In defending against Defense Distributed’s lawsuit, the federal government previously stated it was “particularly concerned that [the] proposed export of undetectable firearms technology could be used in an assassination, for the manufacture of spare parts by embargoed nations, terrorist groups, or to compromise aviation security overseas in a manner specifically directed at U.S. persons.”

Then, in an abrupt reversal of past actions, the Trump Administration settled the case in June 2018. As part of the settlement, the federal government agreed to allow unlimited public distribution of the downloadable files for 3D-printed guns on the internet.

In July 2018, a multistate coalition filed a lawsuit to stop the Trump Administration. In November 2019, District Court Judge Robert Lasnik ruled that the Trump Administration’s decision to allow the files’ distribution was arbitrary, capricious, and unlawful: “Given the agency's prior position regarding the need to regulate 3D-printed firearms and the CAD [computer aided design] files used to manufacture them, it must do more than simply announce a contrary position.” Judge Lasnik went on to write, “Overall, the Department of State concluded that the worldwide publication of computerized instructions for the manufacture of undetectable firearms was a threat to world peace and the national security interests of the United States and would cause serious and long-lasting harm to its foreign policy. Against these findings, the federal defendants offer nothing.”

Despite its loss in federal court, the Trump Administration is trying again — this time by publishing new rules that would transfer the regulation of 3D-printed guns from the Department of State to the Department of Commerce. In the new rules, the Administration acknowledges the dangers posed by the distribution of 3D-printed gun files: “Such items could be easily used in the proliferation of conventional weapons, the acquisition of destabilizing numbers of such weapons, or for acts of terrorism…The potential for the ease of access to the software and technology, undetectable means of production, and potential to inflict harm on U.S. persons and allies abroad present a grave concern for the United States.”

In spite of these dangers, loopholes in Commerce regulations mean the agency will lack the power to regulate 3D-printed guns in any meaningful way — effectively allowing their unlimited distribution.

Additionally, despite the claims of a handful of critics, the Administration has acknowledged that regulating the distribution of 3D-printed gun files does not in any way violate the First or Second Amendments: “Limitations on the dissemination of such functional technology and software do not violate the right to free expression under the First Amendment. Nor does the final rule violate the right to keep and bear arms under the Second Amendment.”
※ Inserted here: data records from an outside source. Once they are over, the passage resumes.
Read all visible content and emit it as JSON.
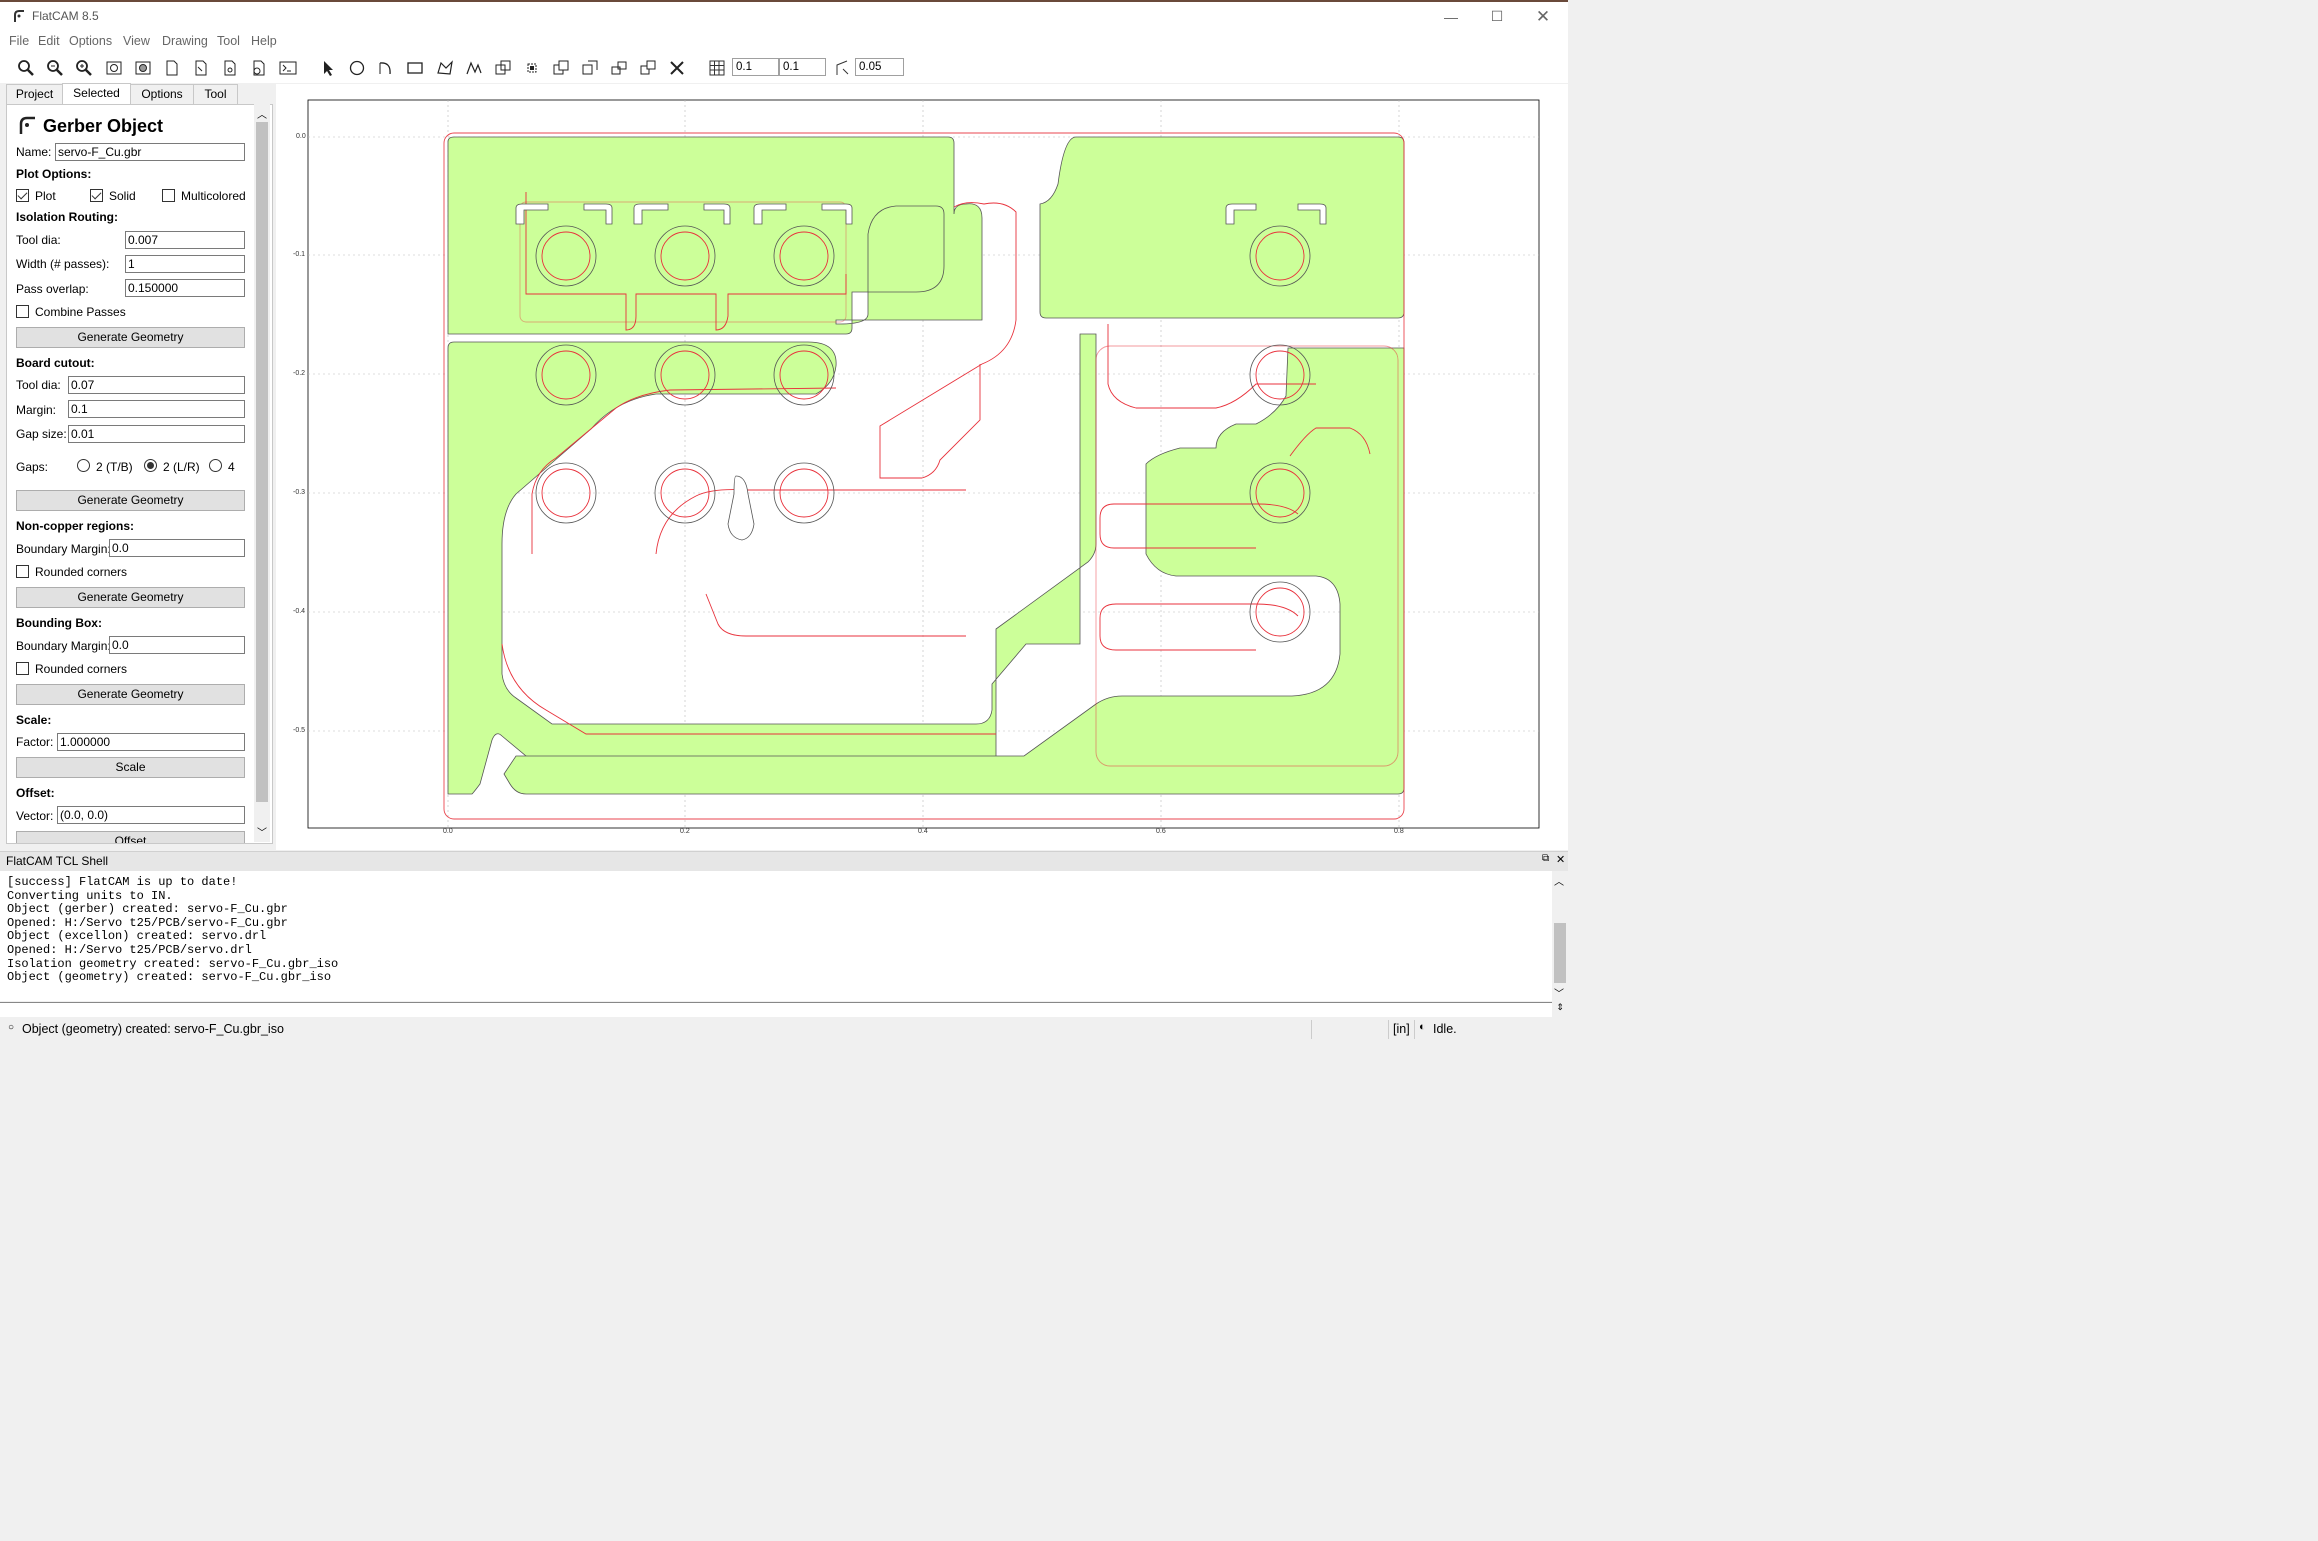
{
  "window": {
    "title": "FlatCAM 8.5"
  },
  "menu": [
    "File",
    "Edit",
    "Options",
    "View",
    "Drawing",
    "Tool",
    "Help"
  ],
  "toolbar": {
    "grid_x": "0.1",
    "grid_y": "0.1",
    "snap_max": "0.05",
    "icons": [
      "zoom-fit-icon",
      "zoom-in-icon",
      "zoom-out-icon",
      "replot-icon",
      "clear-plot-icon",
      "new-project-icon",
      "open-gerber-icon",
      "open-excellon-icon",
      "open-gcode-icon",
      "shell-icon",
      "select-icon",
      "circle-icon",
      "arc-icon",
      "rectangle-icon",
      "polygon-icon",
      "path-icon",
      "union-icon",
      "intersection-icon",
      "subtract-icon",
      "cut-icon",
      "move-icon",
      "copy-icon",
      "delete-icon",
      "grid-snap-icon",
      "corner-snap-icon"
    ]
  },
  "tabs": [
    "Project",
    "Selected",
    "Options",
    "Tool"
  ],
  "panel": {
    "heading": "Gerber Object",
    "name_label": "Name:",
    "name_value": "servo-F_Cu.gbr",
    "plot_options": {
      "title": "Plot Options:",
      "plot": "Plot",
      "solid": "Solid",
      "multicolored": "Multicolored"
    },
    "isolation": {
      "title": "Isolation Routing:",
      "tool_dia_label": "Tool dia:",
      "tool_dia": "0.007",
      "width_label": "Width (# passes):",
      "width": "1",
      "overlap_label": "Pass overlap:",
      "overlap": "0.150000",
      "combine": "Combine Passes",
      "button": "Generate Geometry"
    },
    "cutout": {
      "title": "Board cutout:",
      "tool_dia_label": "Tool dia:",
      "tool_dia": "0.07",
      "margin_label": "Margin:",
      "margin": "0.1",
      "gap_label": "Gap size:",
      "gap": "0.01",
      "gaps_label": "Gaps:",
      "gap_tb": "2 (T/B)",
      "gap_lr": "2 (L/R)",
      "gap_4": "4",
      "button": "Generate Geometry"
    },
    "noncopper": {
      "title": "Non-copper regions:",
      "margin_label": "Boundary Margin:",
      "margin": "0.0",
      "rounded": "Rounded corners",
      "button": "Generate Geometry"
    },
    "bbox": {
      "title": "Bounding Box:",
      "margin_label": "Boundary Margin:",
      "margin": "0.0",
      "rounded": "Rounded corners",
      "button": "Generate Geometry"
    },
    "scale": {
      "title": "Scale:",
      "factor_label": "Factor:",
      "factor": "1.000000",
      "button": "Scale"
    },
    "offset": {
      "title": "Offset:",
      "vector_label": "Vector:",
      "vector": "(0.0, 0.0)",
      "button": "Offset"
    }
  },
  "plot": {
    "x_ticks": [
      "0.0",
      "0.2",
      "0.4",
      "0.6",
      "0.8"
    ],
    "y_ticks": [
      "0.0",
      "-0.1",
      "-0.2",
      "-0.3",
      "-0.4",
      "-0.5"
    ]
  },
  "shell": {
    "title": "FlatCAM TCL Shell",
    "lines": [
      "[success] FlatCAM is up to date!",
      "Converting units to IN.",
      "Object (gerber) created: servo-F_Cu.gbr",
      "Opened: H:/Servo t25/PCB/servo-F_Cu.gbr",
      "Object (excellon) created: servo.drl",
      "Opened: H:/Servo t25/PCB/servo.drl",
      "Isolation geometry created: servo-F_Cu.gbr_iso",
      "Object (geometry) created: servo-F_Cu.gbr_iso"
    ]
  },
  "status": {
    "message": "Object (geometry) created: servo-F_Cu.gbr_iso",
    "units": "[in]",
    "state": "Idle."
  },
  "colors": {
    "copper": "#ccff99",
    "iso": "#e8323c",
    "outline": "#555555"
  }
}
The lawsuit filed today asserts that the rule is unlawful for reasons similar to the ones found by the district court in earlier litigation. The Administration has still offered no evidence supporting their about-face on the risks of allowing unregulated access to firearms worldwide — making the rule arbitrary and capricious, in violation of the Administrative Procedure Act (APA). In fact, the Administration agrees that regulation is needed, even though its new regulations are toothless and will not prevent the global dissemination of 3D-printed guns.

In providing public notice of the rule, the Administration mentioned other changes to regulations for small firearms, but not the changes to 3D-printed guns. That failure to provide meaningful public notice also violates the APA.

Joining Attorney General James in filing today’s lawsuit are the attorneys general of Washington, California, Colorado, Connecticut, Delaware, Hawaii, Illinois, Maine, Maryland, Massachusetts, Michigan, Minnesota, New Jersey, North Carolina, Oregon, Pennsylvania, Rhode Island, Vermont, Virginia, and the District of Columbia.